__What is being asked__. Copy the data exactly. Images are to be left out.

-- Opening Marker --

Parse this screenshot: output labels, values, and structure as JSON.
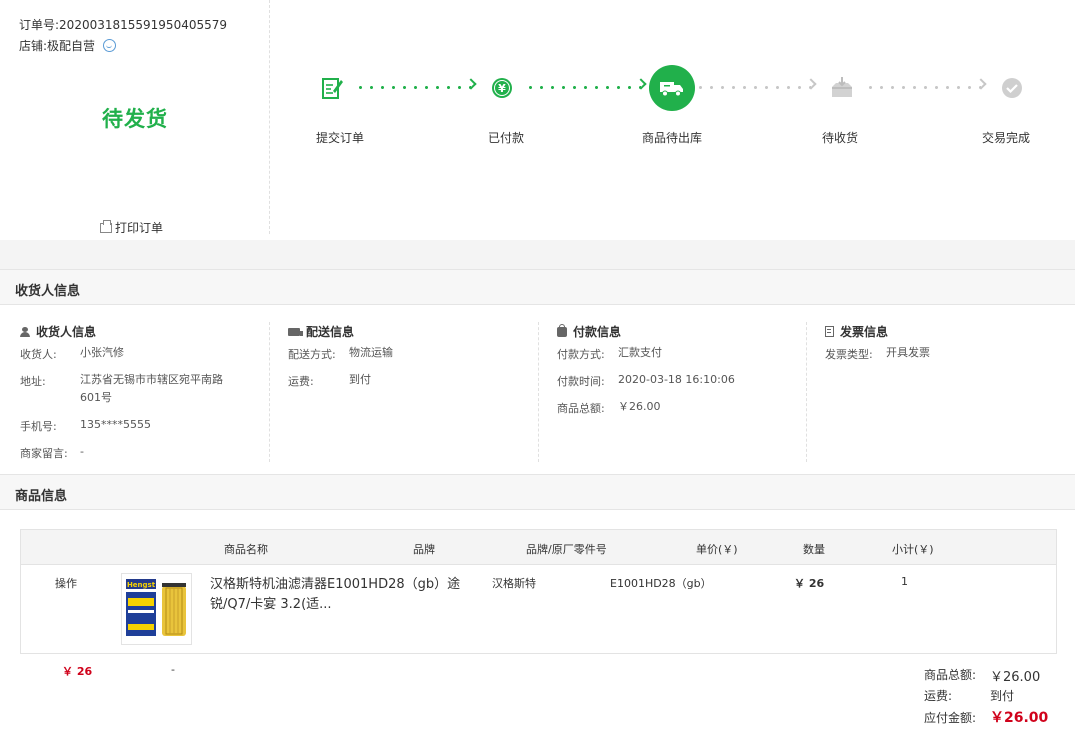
{
  "order": {
    "number_label": "订单号:",
    "number": "20200318155919504055 79",
    "shop_label": "店铺:",
    "shop": "极配自营",
    "status": "待发货",
    "print": "打印订单"
  },
  "steps": [
    {
      "label": "提交订单",
      "state": "done",
      "icon": "form-edit-icon"
    },
    {
      "label": "已付款",
      "state": "done",
      "icon": "yen-icon"
    },
    {
      "label": "商品待出库",
      "state": "current",
      "icon": "truck-icon"
    },
    {
      "label": "待收货",
      "state": "pending",
      "icon": "inbox-icon"
    },
    {
      "label": "交易完成",
      "state": "pending",
      "icon": "check-icon"
    }
  ],
  "consignee_section": "收货人信息",
  "columns": {
    "consignee": {
      "title": "收货人信息",
      "name_label": "收货人:",
      "name": "小张汽修",
      "addr_label": "地址:",
      "addr1": "江苏省无锡市市辖区宛平南路",
      "addr2": "601号",
      "phone_label": "手机号:",
      "phone": "135****5555",
      "note_label": "商家留言:",
      "note": "-"
    },
    "delivery": {
      "title": "配送信息",
      "method_label": "配送方式:",
      "method": "物流运输",
      "fee_label": "运费:",
      "fee": "到付"
    },
    "payment": {
      "title": "付款信息",
      "method_label": "付款方式:",
      "method": "汇款支付",
      "time_label": "付款时间:",
      "time": "2020-03-18 16:10:06",
      "total_label": "商品总额:",
      "total": "￥26.00"
    },
    "invoice": {
      "title": "发票信息",
      "type_label": "发票类型:",
      "type": "开具发票"
    }
  },
  "goods_section": "商品信息",
  "table": {
    "headers": [
      "商品名称",
      "品牌",
      "品牌/原厂零件号",
      "单价(￥)",
      "数量",
      "小计(￥)"
    ],
    "row": {
      "op": "操作",
      "name": "汉格斯特机油滤清器E1001HD28（gb）途锐/Q7/卡宴 3.2(适...",
      "brand": "汉格斯特",
      "part_no": "E1001HD28（gb）",
      "price": "￥ 26",
      "qty": "1",
      "subtotal": "￥ 26",
      "dash": "-",
      "img_brand": "Hengst"
    }
  },
  "summary": {
    "goods_total_label": "商品总额:",
    "goods_total": "￥26.00",
    "shipping_label": "运费:",
    "shipping": "到付",
    "payable_label": "应付金额:",
    "payable": "￥26.00"
  },
  "colors": {
    "accent": "#21b04b",
    "pending": "#c7c7c7",
    "price": "#d0021b"
  }
}
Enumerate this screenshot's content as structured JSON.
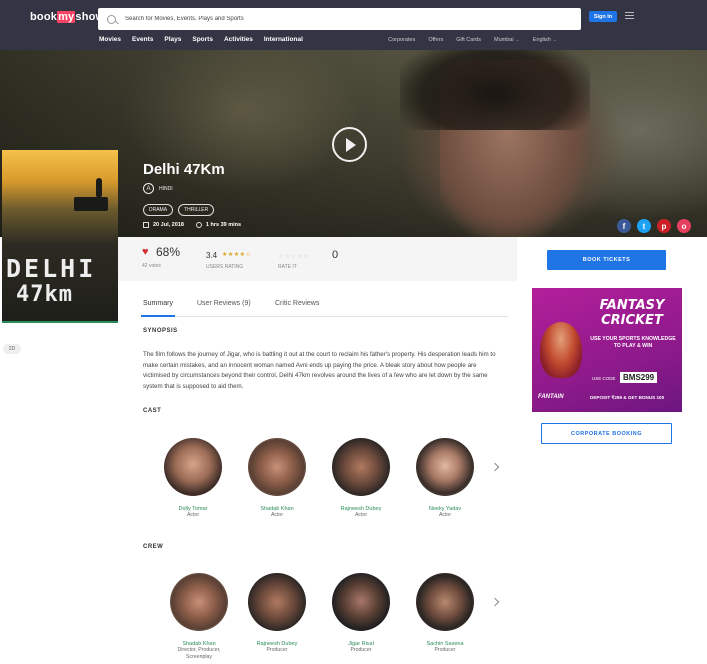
{
  "header": {
    "logo_book": "book",
    "logo_my": "my",
    "logo_show": "show",
    "search_placeholder": "Search for Movies, Events, Plays and Sports",
    "signin_label": "Sign In",
    "nav": [
      "Movies",
      "Events",
      "Plays",
      "Sports",
      "Activities",
      "International"
    ],
    "subnav": [
      "Corporates",
      "Offers",
      "Gift Cards",
      "Mumbai",
      "English"
    ]
  },
  "movie": {
    "title": "Delhi 47Km",
    "language_icon": "A",
    "language": "HINDI",
    "genres": [
      "DRAMA",
      "THRILLER"
    ],
    "release_date": "20 Jul, 2018",
    "duration": "1 hrs 39 mins",
    "poster_line1": "DELHI",
    "poster_line2": "47km",
    "format_tag": "2D"
  },
  "ratings": {
    "percent": "68%",
    "votes": "42 votes",
    "user_score": "3.4",
    "user_stars": "★★★★☆",
    "user_rating_label": "USERS RATING",
    "rate_it_stars": "☆☆☆☆☆",
    "rate_it_label": "RATE IT",
    "rate_count": "0"
  },
  "actions": {
    "book_tickets": "BOOK TICKETS",
    "corporate_booking": "CORPORATE BOOKING"
  },
  "tabs": [
    "Summary",
    "User Reviews (9)",
    "Critic Reviews"
  ],
  "synopsis": {
    "heading": "SYNOPSIS",
    "text": "The film follows the journey of Jigar, who is battling it out at the court to reclaim his father's property. His desperation leads him to make certain mistakes, and an innocent woman named Avni ends up paying the price. A bleak story about how people are victimised by circumstances beyond their control, Delhi 47km revolves around the lives of a few who are let down by the same system that is supposed to aid them."
  },
  "cast": {
    "heading": "CAST",
    "people": [
      {
        "name": "Dolly Tomar",
        "role": "Actor"
      },
      {
        "name": "Shadab Khan",
        "role": "Actor"
      },
      {
        "name": "Rajneesh Dubey",
        "role": "Actor"
      },
      {
        "name": "Neeky Yadav",
        "role": "Actor"
      }
    ]
  },
  "crew": {
    "heading": "CREW",
    "people": [
      {
        "name": "Shadab Khan",
        "role": "Director, Producer,",
        "role2": "Screenplay"
      },
      {
        "name": "Rajneesh Dubey",
        "role": "Producer",
        "role2": ""
      },
      {
        "name": "Jigar Rival",
        "role": "Producer",
        "role2": ""
      },
      {
        "name": "Sachin Saxena",
        "role": "Producer",
        "role2": ""
      }
    ]
  },
  "ad": {
    "headline1": "FANTASY",
    "headline2": "CRICKET",
    "tagline": "USE YOUR SPORTS KNOWLEDGE TO PLAY & WIN",
    "use_code": "USE CODE",
    "code": "BMS299",
    "brand": "FANTAIN",
    "deposit": "DEPOSIT ₹299 & GET BONUS 100"
  },
  "social": [
    "f",
    "t",
    "p",
    "o"
  ],
  "colors": {
    "header_bg": "#333545",
    "accent_blue": "#1f74e6",
    "brand_red": "#f84464",
    "name_green": "#2a8c58",
    "heart_red": "#d32f2f",
    "ad_purple": "#a01c93"
  }
}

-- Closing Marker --

__Exercise solution__.
Parse this screenshot: output labels, values, and structure as JSON.
{
  "order": {
    "number_label": "订单号:",
    "number": "20200318155919504055 79",
    "shop_label": "店铺:",
    "shop": "极配自营",
    "status": "待发货",
    "print": "打印订单"
  },
  "steps": [
    {
      "label": "提交订单",
      "state": "done",
      "icon": "form-edit-icon"
    },
    {
      "label": "已付款",
      "state": "done",
      "icon": "yen-icon"
    },
    {
      "label": "商品待出库",
      "state": "current",
      "icon": "truck-icon"
    },
    {
      "label": "待收货",
      "state": "pending",
      "icon": "inbox-icon"
    },
    {
      "label": "交易完成",
      "state": "pending",
      "icon": "check-icon"
    }
  ],
  "consignee_section": "收货人信息",
  "columns": {
    "consignee": {
      "title": "收货人信息",
      "name_label": "收货人:",
      "name": "小张汽修",
      "addr_label": "地址:",
      "addr1": "江苏省无锡市市辖区宛平南路",
      "addr2": "601号",
      "phone_label": "手机号:",
      "phone": "135****5555",
      "note_label": "商家留言:",
      "note": "-"
    },
    "delivery": {
      "title": "配送信息",
      "method_label": "配送方式:",
      "method": "物流运输",
      "fee_label": "运费:",
      "fee": "到付"
    },
    "payment": {
      "title": "付款信息",
      "method_label": "付款方式:",
      "method": "汇款支付",
      "time_label": "付款时间:",
      "time": "2020-03-18 16:10:06",
      "total_label": "商品总额:",
      "total": "￥26.00"
    },
    "invoice": {
      "title": "发票信息",
      "type_label": "发票类型:",
      "type": "开具发票"
    }
  },
  "goods_section": "商品信息",
  "table": {
    "headers": [
      "商品名称",
      "品牌",
      "品牌/原厂零件号",
      "单价(￥)",
      "数量",
      "小计(￥)"
    ],
    "row": {
      "op": "操作",
      "name": "汉格斯特机油滤清器E1001HD28（gb）途锐/Q7/卡宴 3.2(适...",
      "brand": "汉格斯特",
      "part_no": "E1001HD28（gb）",
      "price": "￥ 26",
      "qty": "1",
      "subtotal": "￥ 26",
      "dash": "-",
      "img_brand": "Hengst"
    }
  },
  "summary": {
    "goods_total_label": "商品总额:",
    "goods_total": "￥26.00",
    "shipping_label": "运费:",
    "shipping": "到付",
    "payable_label": "应付金额:",
    "payable": "￥26.00"
  },
  "colors": {
    "accent": "#21b04b",
    "pending": "#c7c7c7",
    "price": "#d0021b"
  }
}
Enumerate this screenshot's content as structured JSON.
{
  "header": {
    "logo_book": "book",
    "logo_my": "my",
    "logo_show": "show",
    "search_placeholder": "Search for Movies, Events, Plays and Sports",
    "signin_label": "Sign In",
    "nav": [
      "Movies",
      "Events",
      "Plays",
      "Sports",
      "Activities",
      "International"
    ],
    "subnav": [
      "Corporates",
      "Offers",
      "Gift Cards",
      "Mumbai",
      "English"
    ]
  },
  "movie": {
    "title": "Delhi 47Km",
    "language_icon": "A",
    "language": "HINDI",
    "genres": [
      "DRAMA",
      "THRILLER"
    ],
    "release_date": "20 Jul, 2018",
    "duration": "1 hrs 39 mins",
    "poster_line1": "DELHI",
    "poster_line2": "47km",
    "format_tag": "2D"
  },
  "ratings": {
    "percent": "68%",
    "votes": "42 votes",
    "user_score": "3.4",
    "user_stars": "★★★★☆",
    "user_rating_label": "USERS RATING",
    "rate_it_stars": "☆☆☆☆☆",
    "rate_it_label": "RATE IT",
    "rate_count": "0"
  },
  "actions": {
    "book_tickets": "BOOK TICKETS",
    "corporate_booking": "CORPORATE BOOKING"
  },
  "tabs": [
    "Summary",
    "User Reviews (9)",
    "Critic Reviews"
  ],
  "synopsis": {
    "heading": "SYNOPSIS",
    "text": "The film follows the journey of Jigar, who is battling it out at the court to reclaim his father's property. His desperation leads him to make certain mistakes, and an innocent woman named Avni ends up paying the price. A bleak story about how people are victimised by circumstances beyond their control, Delhi 47km revolves around the lives of a few who are let down by the same system that is supposed to aid them."
  },
  "cast": {
    "heading": "CAST",
    "people": [
      {
        "name": "Dolly Tomar",
        "role": "Actor"
      },
      {
        "name": "Shadab Khan",
        "role": "Actor"
      },
      {
        "name": "Rajneesh Dubey",
        "role": "Actor"
      },
      {
        "name": "Neeky Yadav",
        "role": "Actor"
      }
    ]
  },
  "crew": {
    "heading": "CREW",
    "people": [
      {
        "name": "Shadab Khan",
        "role": "Director, Producer,",
        "role2": "Screenplay"
      },
      {
        "name": "Rajneesh Dubey",
        "role": "Producer",
        "role2": ""
      },
      {
        "name": "Jigar Rival",
        "role": "Producer",
        "role2": ""
      },
      {
        "name": "Sachin Saxena",
        "role": "Producer",
        "role2": ""
      }
    ]
  },
  "ad": {
    "headline1": "FANTASY",
    "headline2": "CRICKET",
    "tagline": "USE YOUR SPORTS KNOWLEDGE TO PLAY & WIN",
    "use_code": "USE CODE",
    "code": "BMS299",
    "brand": "FANTAIN",
    "deposit": "DEPOSIT ₹299 & GET BONUS 100"
  },
  "social": [
    "f",
    "t",
    "p",
    "o"
  ],
  "colors": {
    "header_bg": "#333545",
    "accent_blue": "#1f74e6",
    "brand_red": "#f84464",
    "name_green": "#2a8c58",
    "heart_red": "#d32f2f",
    "ad_purple": "#a01c93"
  }
}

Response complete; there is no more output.